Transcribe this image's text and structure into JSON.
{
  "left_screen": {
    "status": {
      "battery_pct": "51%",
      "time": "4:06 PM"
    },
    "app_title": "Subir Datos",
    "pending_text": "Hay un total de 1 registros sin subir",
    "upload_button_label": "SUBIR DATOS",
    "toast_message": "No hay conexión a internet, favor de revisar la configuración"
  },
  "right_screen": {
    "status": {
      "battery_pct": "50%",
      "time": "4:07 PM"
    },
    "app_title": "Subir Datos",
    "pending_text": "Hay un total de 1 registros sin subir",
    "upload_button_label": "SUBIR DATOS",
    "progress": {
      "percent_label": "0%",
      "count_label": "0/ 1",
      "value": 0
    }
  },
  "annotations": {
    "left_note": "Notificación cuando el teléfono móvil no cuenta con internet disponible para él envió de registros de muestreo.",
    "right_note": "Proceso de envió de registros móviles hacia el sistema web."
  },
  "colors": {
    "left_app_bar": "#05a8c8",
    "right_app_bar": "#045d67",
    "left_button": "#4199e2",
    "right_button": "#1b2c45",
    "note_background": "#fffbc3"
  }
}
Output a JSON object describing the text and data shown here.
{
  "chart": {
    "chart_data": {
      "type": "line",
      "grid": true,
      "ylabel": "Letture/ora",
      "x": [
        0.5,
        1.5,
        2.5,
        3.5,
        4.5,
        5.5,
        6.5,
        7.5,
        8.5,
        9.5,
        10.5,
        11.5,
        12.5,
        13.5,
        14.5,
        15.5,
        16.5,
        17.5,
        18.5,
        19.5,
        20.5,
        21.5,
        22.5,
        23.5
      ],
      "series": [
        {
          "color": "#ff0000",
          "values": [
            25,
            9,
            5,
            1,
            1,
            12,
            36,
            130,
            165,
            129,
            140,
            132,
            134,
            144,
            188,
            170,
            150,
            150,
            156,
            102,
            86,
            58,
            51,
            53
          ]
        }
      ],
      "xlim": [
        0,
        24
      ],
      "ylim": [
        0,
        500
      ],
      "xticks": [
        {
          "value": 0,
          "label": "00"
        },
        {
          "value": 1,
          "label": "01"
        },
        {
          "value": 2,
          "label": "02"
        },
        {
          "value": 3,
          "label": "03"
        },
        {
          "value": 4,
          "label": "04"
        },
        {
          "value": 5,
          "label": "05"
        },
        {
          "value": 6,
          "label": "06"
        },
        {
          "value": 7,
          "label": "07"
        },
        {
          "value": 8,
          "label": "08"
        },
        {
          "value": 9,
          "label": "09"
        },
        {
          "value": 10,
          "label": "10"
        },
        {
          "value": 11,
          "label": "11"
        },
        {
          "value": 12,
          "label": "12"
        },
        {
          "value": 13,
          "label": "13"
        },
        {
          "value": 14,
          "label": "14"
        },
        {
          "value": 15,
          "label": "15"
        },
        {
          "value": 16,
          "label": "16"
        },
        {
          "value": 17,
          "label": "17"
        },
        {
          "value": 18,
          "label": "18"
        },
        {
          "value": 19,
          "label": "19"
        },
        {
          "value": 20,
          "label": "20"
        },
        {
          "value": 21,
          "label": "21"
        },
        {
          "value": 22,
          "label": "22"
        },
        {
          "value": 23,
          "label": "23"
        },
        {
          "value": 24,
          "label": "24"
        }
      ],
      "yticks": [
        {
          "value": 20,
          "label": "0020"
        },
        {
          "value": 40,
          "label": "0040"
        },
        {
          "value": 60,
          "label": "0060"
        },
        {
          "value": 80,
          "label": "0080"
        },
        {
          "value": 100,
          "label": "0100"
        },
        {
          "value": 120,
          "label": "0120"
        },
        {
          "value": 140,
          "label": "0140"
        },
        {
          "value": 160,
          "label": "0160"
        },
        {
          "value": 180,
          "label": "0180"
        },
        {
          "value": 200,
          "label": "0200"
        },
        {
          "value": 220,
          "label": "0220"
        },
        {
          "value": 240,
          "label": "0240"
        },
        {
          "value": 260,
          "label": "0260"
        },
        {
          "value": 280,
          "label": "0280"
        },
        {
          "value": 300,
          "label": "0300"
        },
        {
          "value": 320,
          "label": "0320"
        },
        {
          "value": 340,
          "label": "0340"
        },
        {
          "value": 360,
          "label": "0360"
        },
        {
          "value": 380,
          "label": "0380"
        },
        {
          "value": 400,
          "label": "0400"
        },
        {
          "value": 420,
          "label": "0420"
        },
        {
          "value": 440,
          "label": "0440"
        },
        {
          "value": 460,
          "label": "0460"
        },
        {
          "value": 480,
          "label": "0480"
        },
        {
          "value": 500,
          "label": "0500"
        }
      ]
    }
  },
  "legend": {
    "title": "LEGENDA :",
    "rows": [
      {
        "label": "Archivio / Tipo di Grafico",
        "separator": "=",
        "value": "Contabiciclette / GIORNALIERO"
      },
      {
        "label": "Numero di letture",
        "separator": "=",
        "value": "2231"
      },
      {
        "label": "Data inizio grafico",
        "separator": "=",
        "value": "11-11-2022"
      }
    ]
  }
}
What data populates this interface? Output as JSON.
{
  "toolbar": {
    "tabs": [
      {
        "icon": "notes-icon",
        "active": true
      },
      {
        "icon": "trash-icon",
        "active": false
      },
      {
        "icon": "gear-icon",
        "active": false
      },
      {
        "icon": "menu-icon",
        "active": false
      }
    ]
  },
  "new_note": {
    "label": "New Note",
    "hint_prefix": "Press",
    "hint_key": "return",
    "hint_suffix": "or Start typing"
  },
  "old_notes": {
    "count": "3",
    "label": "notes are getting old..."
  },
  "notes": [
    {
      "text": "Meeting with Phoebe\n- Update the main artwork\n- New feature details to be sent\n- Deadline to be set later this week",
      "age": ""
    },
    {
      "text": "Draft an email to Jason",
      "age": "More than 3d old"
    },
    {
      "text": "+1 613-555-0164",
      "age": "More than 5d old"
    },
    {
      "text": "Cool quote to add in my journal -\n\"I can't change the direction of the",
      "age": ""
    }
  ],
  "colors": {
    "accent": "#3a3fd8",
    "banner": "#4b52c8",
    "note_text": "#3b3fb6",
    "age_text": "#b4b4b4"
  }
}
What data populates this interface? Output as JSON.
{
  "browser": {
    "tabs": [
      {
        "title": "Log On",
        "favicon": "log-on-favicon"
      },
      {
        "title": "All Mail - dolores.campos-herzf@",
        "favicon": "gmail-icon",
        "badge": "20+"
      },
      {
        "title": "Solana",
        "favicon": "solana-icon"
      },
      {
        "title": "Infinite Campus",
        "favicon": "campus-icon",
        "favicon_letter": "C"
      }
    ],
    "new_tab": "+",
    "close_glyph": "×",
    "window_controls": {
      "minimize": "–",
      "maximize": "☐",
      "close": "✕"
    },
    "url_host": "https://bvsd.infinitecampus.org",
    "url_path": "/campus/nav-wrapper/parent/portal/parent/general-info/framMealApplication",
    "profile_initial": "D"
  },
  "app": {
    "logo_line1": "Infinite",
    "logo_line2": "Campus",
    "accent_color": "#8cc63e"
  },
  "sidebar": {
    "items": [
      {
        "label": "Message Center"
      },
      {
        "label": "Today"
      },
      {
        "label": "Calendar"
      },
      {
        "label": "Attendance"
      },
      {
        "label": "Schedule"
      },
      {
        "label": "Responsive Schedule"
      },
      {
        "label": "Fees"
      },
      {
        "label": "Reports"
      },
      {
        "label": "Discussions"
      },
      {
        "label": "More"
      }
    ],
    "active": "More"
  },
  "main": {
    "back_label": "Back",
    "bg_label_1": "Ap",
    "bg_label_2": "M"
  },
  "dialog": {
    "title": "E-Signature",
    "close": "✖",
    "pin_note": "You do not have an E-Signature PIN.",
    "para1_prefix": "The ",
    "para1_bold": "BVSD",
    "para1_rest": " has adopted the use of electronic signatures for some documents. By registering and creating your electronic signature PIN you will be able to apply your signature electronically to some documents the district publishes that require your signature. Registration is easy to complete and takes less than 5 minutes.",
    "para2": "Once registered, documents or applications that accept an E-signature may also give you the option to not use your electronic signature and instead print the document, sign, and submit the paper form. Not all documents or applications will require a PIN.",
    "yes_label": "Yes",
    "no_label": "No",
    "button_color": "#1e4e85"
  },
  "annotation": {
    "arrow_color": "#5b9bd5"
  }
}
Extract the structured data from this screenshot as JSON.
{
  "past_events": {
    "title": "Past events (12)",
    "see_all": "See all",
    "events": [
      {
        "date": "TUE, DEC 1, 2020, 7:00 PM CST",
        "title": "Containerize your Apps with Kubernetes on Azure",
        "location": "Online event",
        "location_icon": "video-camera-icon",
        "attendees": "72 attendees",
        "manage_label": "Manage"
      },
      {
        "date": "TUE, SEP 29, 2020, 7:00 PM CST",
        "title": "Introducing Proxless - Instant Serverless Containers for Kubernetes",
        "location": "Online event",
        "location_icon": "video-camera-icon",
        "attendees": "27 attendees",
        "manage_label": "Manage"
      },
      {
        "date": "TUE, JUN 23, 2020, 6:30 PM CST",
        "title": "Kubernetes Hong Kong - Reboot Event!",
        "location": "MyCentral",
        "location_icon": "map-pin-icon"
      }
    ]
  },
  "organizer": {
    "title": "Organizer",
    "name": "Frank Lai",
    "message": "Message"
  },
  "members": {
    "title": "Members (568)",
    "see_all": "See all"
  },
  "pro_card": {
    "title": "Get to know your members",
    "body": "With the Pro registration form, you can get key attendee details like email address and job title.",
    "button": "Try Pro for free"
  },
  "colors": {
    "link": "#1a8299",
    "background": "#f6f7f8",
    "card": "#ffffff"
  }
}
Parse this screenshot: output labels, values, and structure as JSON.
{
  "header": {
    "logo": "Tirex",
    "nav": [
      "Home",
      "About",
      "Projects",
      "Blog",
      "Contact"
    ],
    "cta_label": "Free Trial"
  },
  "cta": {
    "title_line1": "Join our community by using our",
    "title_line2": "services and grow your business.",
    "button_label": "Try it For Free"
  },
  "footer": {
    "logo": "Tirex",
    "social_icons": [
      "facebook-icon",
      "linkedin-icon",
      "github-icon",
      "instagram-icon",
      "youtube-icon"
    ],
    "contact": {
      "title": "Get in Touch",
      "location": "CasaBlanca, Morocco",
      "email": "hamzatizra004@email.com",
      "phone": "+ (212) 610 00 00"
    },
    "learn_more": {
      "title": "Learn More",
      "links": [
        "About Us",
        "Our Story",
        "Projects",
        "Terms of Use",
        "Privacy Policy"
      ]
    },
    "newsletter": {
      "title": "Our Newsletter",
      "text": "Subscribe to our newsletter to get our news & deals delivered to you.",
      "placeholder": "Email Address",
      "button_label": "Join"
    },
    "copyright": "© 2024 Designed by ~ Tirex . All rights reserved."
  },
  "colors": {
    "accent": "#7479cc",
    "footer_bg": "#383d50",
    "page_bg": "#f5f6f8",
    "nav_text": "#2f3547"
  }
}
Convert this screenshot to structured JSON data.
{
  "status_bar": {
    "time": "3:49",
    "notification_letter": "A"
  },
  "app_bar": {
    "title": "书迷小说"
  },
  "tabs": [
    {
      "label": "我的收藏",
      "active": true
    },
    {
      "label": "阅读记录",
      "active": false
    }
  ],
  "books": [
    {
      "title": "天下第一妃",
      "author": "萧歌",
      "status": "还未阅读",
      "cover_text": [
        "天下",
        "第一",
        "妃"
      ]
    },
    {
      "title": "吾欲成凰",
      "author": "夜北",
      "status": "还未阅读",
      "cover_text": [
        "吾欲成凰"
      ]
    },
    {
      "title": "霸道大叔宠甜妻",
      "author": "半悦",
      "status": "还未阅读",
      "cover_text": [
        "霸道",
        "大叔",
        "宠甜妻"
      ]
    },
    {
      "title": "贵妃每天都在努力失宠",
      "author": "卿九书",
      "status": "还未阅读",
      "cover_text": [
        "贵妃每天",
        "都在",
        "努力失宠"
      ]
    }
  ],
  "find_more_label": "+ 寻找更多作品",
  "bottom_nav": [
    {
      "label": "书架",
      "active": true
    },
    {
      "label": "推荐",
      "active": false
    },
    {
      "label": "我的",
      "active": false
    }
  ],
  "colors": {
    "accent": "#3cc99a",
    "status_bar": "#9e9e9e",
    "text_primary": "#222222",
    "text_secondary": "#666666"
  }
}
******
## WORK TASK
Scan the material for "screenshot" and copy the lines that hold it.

## SOLUTION TO THIS TASK
Extract the structured data from this screenshot as JSON.
Parse this screenshot: output labels, values, and structure as JSON.
Convert this screenshot to structured JSON data.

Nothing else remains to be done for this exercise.